Attorney General George Jepsen's decision not to seek a third term has roiled more than one contest for statewide office in 2018. The Democrats have lost their best vote-getter for state office, raising further anxieties about a sweeping backlash against the stark failures of the Malloy-Wyman years.
Jepsen's Monday announcement sent the covetous scrambling in an unattractive display of personal ambition detached from public interest. The calls, texts and emails have been flying all week. Politicians — who were convinced that they ought to be the next governor of Connecticut and were spending many hours every day saying so — suddenly hesitated. Maybe winning the nomination for attorney general would be a lot easier than the spot for the top job.
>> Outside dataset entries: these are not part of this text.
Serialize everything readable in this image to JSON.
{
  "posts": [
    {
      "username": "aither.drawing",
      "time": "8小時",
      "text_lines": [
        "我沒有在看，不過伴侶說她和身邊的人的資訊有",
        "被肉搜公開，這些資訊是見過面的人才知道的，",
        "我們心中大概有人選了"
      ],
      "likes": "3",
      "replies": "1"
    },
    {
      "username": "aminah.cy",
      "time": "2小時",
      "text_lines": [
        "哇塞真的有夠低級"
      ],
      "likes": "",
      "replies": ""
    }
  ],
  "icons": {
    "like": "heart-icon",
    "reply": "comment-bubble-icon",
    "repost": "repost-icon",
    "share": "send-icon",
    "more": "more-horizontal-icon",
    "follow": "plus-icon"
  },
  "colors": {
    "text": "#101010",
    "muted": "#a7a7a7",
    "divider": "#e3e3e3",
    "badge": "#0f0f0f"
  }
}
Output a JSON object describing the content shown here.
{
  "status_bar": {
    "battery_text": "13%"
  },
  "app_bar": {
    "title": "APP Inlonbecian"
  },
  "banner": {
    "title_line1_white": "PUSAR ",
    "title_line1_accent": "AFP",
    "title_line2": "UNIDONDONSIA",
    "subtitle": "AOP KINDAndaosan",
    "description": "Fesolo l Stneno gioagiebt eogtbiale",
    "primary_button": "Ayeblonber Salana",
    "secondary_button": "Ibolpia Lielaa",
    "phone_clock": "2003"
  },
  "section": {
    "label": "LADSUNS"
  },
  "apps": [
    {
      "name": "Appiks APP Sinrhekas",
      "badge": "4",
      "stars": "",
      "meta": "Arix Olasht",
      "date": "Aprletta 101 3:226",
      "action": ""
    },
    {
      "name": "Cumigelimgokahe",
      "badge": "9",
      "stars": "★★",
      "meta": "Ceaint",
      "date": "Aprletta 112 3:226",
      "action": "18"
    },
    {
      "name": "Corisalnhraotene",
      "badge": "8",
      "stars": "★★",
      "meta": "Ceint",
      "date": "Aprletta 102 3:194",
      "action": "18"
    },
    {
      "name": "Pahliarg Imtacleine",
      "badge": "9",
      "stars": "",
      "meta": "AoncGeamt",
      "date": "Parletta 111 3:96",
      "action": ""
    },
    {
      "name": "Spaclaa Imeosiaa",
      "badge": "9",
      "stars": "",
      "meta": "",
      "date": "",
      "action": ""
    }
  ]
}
All their talk about time for an adult to lead the contest for governor? Pay no attention to that. Let those awful pretenders fight it out among themselves. A bid for attorney general will be so much easier. Democrats feel especially possessive of the office because a Republican has not held it for almost 60 years.
While political gatherings go on hiatus during the holiday season, putting a crimp in candidates' opportunities to raise money, maneuvers continue. This may be where Jepsen's loss is felt most in the early going. Should he decide to begin early rehearsals for the role of elder statesman, Democrats and even some discreet Republicans will not have the services of a master, undetected mover of levers. The invisible hand often provides crucial public service.
The holiday respite may also provide a quiet time for candidates to undergo some renovations before the winter competition becomes more intense in state's 169 town committees. The committees make critical decisions on delegates to party conventions.
An informal survey of people who witness these things reveals that Joe Ganim, the mayor of Bridgeport, has been the star of the speaking circuit. It's a lot of drudgery and repetition, but Ganim is able to keep it fresh and interesting. He is especially good with talk of redemption and a brighter future.
Strengths can also be debilitating weaknesses. Ganim's weakness may preclude him from mounting a full campaign for governor. In his first turn leading Bridgeport, Ganim was convicted of corruption and sent to prison. Ganim was back in federal court on Wednesday seeking to overturn a decision by the State Elections Enforcement Commission that his conviction makes him ineligible for the state's generous public campaign finance program. Ganim failed in his attempt. He now must decide whether to appeal the unequivocal decision while still trying to collect contributions and persuade party activists.
Ganim made an undeniable point in his litigation. Unless you are rich, it is probably impossible to mount an effective campaign outside the state's public financing scheme. It has infested many levels of Connecticut politics. The quest for private donations without public financing cannot match the overwhelming power of the small amounts needed to qualify for huge grants of taxpayer money.
Ganim's candidacy raises age old questions of the relationship between power and competence. A candidate may have all sorts of qualifications that make him or her a serious contender for high office. What may be harder to judge, however, is what that person will do with power when entrusted with it. Ganim abused the power he was entrusted with by Bridgeport voters in the 1990s and at the beginning of the new century. He paid a fearsome price with a long prison term. Then he performed the remarkable feat of convincing voters in Bridgeport to trust him again in 2015.
The consequences of Wednesday's court decision will be felt far beyond Ganim's personal decision on whether or not to press on. If he drops out, the mighty Bridgeport delegation to the Democratic state convention comes into play. That is one glittering prize in state Democratic politics. Ganim and the Bridgeport Democrats are preternatural operators at this. They are in their element and often use a simple bargain to negotiate political returns for themselves in the years to come.
If the urgency of time keeps Ganim from pursing an appeal and his candidacy, he will no longer have to trek around the state talking to Democrats, instead they will begin making the political pilgrimage to him.
Kevin Rennie is a lawyer and a former Republican state legislator. He can be reached at firstname.lastname@example.org